Unsigned metalcore group from Melbourne, Windwaker, have recently released their sophomore EP, Empire. Off the back of multiple successful single releases,
Opening with the atmospheric heavy instrumentals of “Reject”, Windwaker immediately demonstrate their fluency in song writing. The contrast they create between harsh verses and smooth choruses is prominent, yet not in a way that is jarring. Everything flows beautifully, and this is a common theme throughout the entire EP.
“Reject” makes for a devilish opener, as it gives the listener a glimpse of everything to come, while still holding its own as a standalone track. Hard and heavy, yet technical and melodic, it sets a powerful pace for what is to follow.
The first single released from the EP, “The Sitch”, is up next. A foundation for variety to build from, “The Sitch” is filled with groove based funky riffs, all of which make you want to move your hips as well as jump around. A big chorus and dancey verses mix together, forming a song that is full of fun all the way through until the juicy breakdown at the end.
So far Vocalist Will King’s vocals have held up perfectly without any help, on the clean and harsh side, but “The Sitch” puts forward a healthy dose of emotional backings from guitarist Liam Guinane. Loading up a delightful verse towards the end of the song, Liam adds to the ever-building list of talents that these musicians seem to possess.
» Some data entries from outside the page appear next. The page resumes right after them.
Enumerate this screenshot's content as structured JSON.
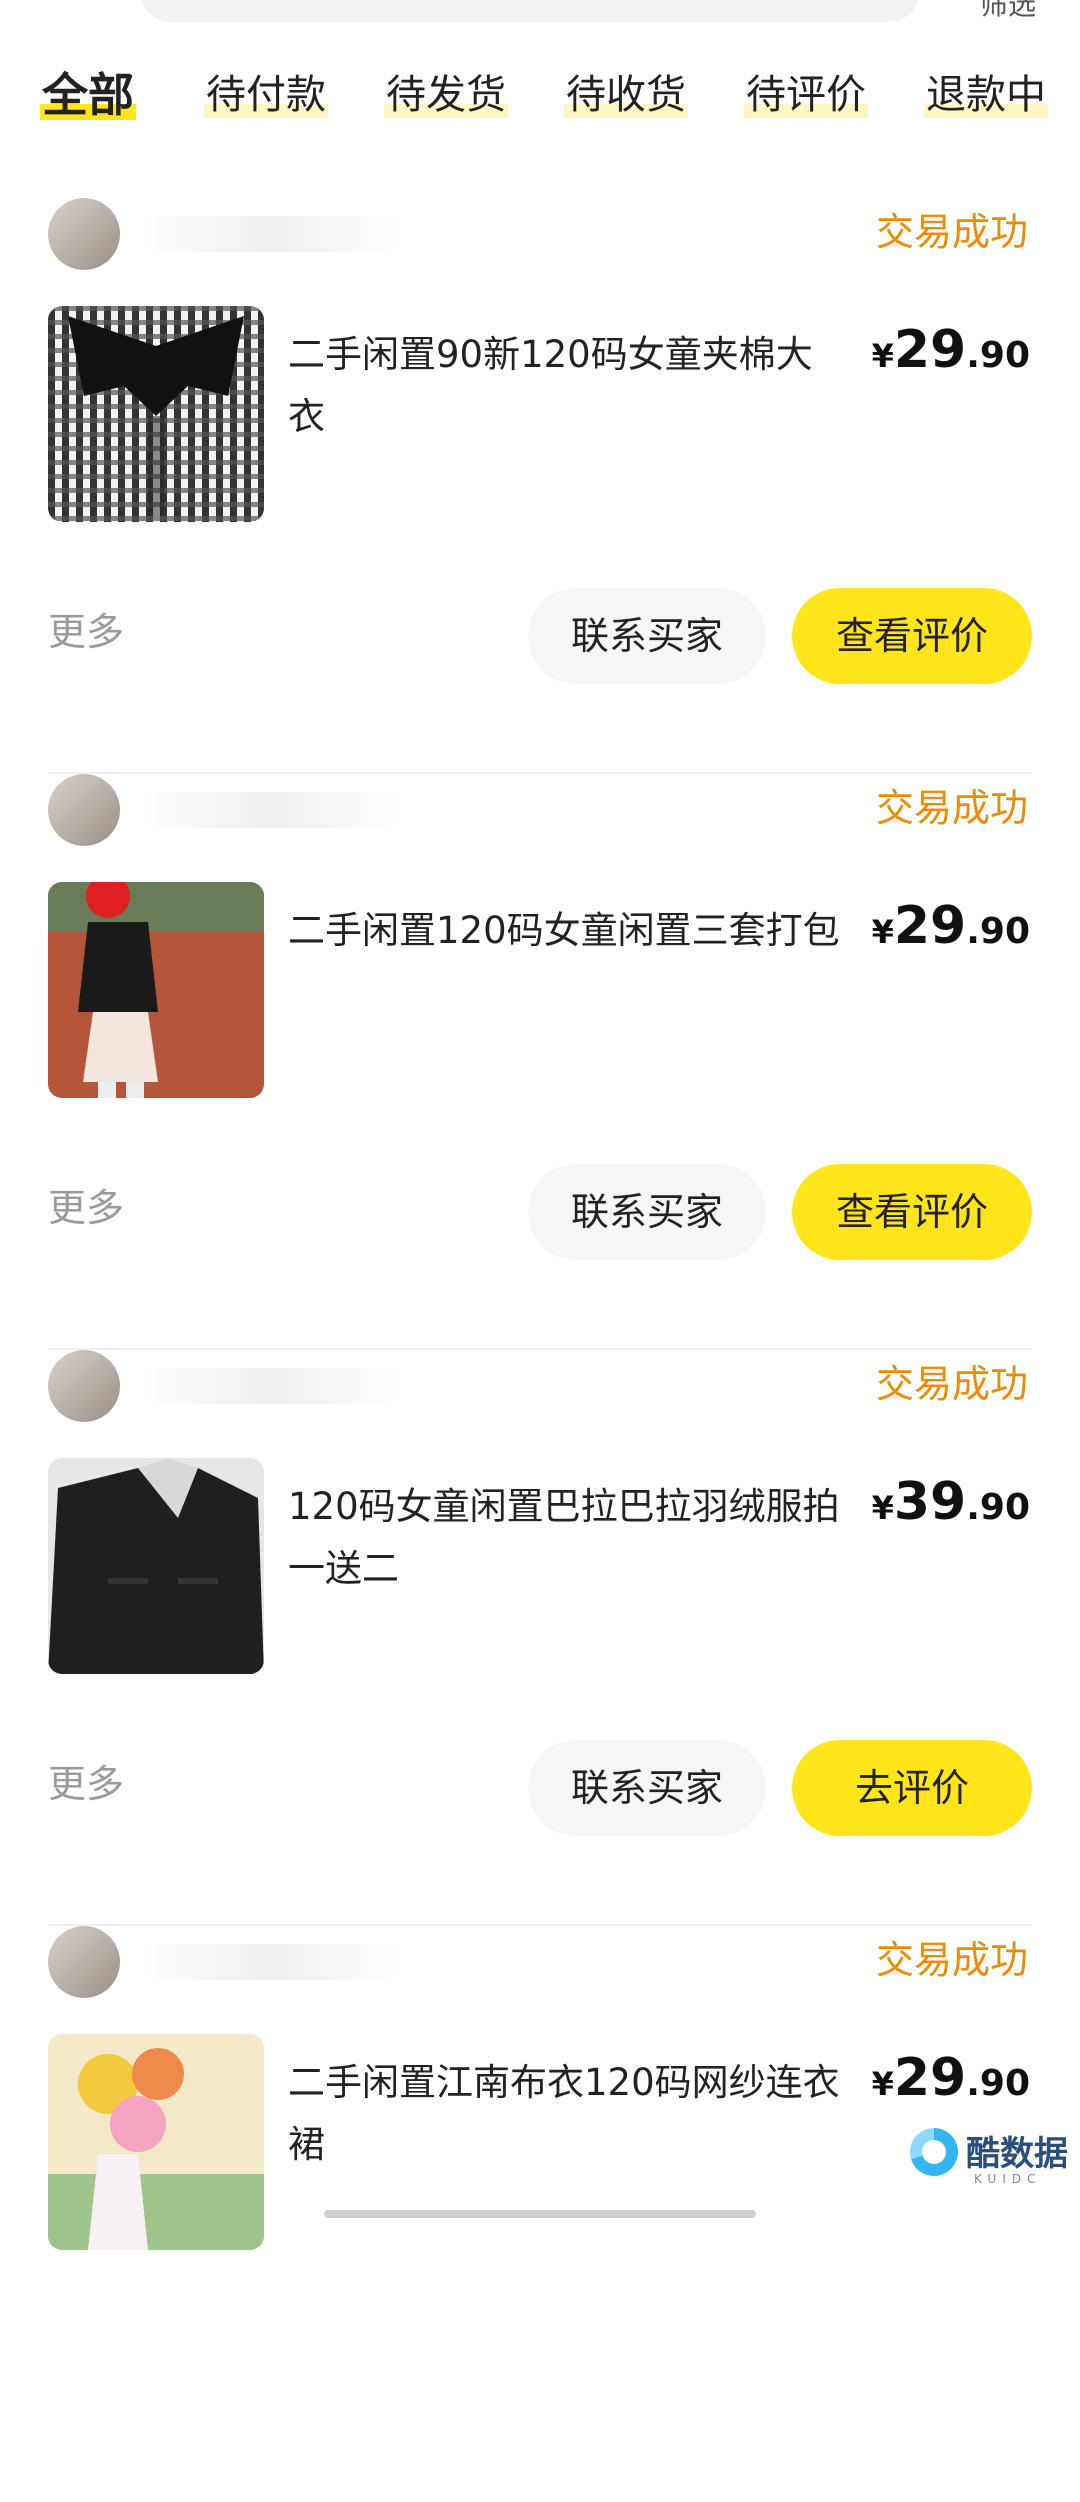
{
  "header": {
    "filter_label": "筛选"
  },
  "tabs": [
    {
      "label": "全部",
      "active": true
    },
    {
      "label": "待付款"
    },
    {
      "label": "待发货"
    },
    {
      "label": "待收货"
    },
    {
      "label": "待评价"
    },
    {
      "label": "退款中"
    }
  ],
  "orders": [
    {
      "status": "交易成功",
      "title": "二手闲置90新120码女童夹棉大衣",
      "price_currency": "¥",
      "price_int": "29",
      "price_dec": ".90",
      "more": "更多",
      "contact_btn": "联系买家",
      "action_btn": "查看评价"
    },
    {
      "status": "交易成功",
      "title": "二手闲置120码女童闲置三套打包",
      "price_currency": "¥",
      "price_int": "29",
      "price_dec": ".90",
      "more": "更多",
      "contact_btn": "联系买家",
      "action_btn": "查看评价"
    },
    {
      "status": "交易成功",
      "title": "120码女童闲置巴拉巴拉羽绒服拍一送二",
      "price_currency": "¥",
      "price_int": "39",
      "price_dec": ".90",
      "more": "更多",
      "contact_btn": "联系买家",
      "action_btn": "去评价"
    },
    {
      "status": "交易成功",
      "title": "二手闲置江南布衣120码网纱连衣裙",
      "price_currency": "¥",
      "price_int": "29",
      "price_dec": ".90"
    }
  ],
  "watermark": {
    "text": "酷数据",
    "sub": "KUIDC"
  },
  "colors": {
    "accent_yellow": "#ffe51a",
    "status_orange": "#f08a00"
  }
}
“Grey World” begins with echoing soft vocals and a melodic backing filled with ominous ringing guitars. As it kicks in, a feeling of hugeness comes in. That may not make total sense, but all it means is this sounds massive. I can easily picture rooms full of people, swaying from side to side whilst singing along to this in venues all around the country. Their all-round sound is that of a band far beyond their years, and “Grey World” is an excellent sign of this.
Proceeding to flex their soft side, Windwaker wrap us in the warm embrace of melody as “Colourless” takes us on a wholesome journey of musicianship. When listening you feel like you’re floating on a cloud, as the harmonious vocals of King and soft instrumental chimes make up the majority of the song. It closes out with a rocky stream of guitar licks and drum fills, as the change in pace lifts you right up to the heavens, before the song gently ends and brings you back to Earth.
Immediately after that oh-so-needed break from
“My Empire” was the second single released from Empire, and is also the closing track for the aforementioned EP. With that, “My Empire” begins by lulling you into a false sense of security via its opening filled with soft vocals and low volume backings. This swiftly changes as an enormous battlecry from King gets everything moving at full speed. Rough verses lead into the chorus, almost instinctively so, making for a constant feeling of ridiculous massiveness. This chorus is one of the better ones from the EP, and its huge production levels and catchiness is what cements “My Empire” as one of the better songs from the EP.
To answer the first question I asked, yes. This EP is worth the hype. It constantly has an overwhelming sense of enormity, and I can see now that people will still be loving this release in the years to come. Windwaker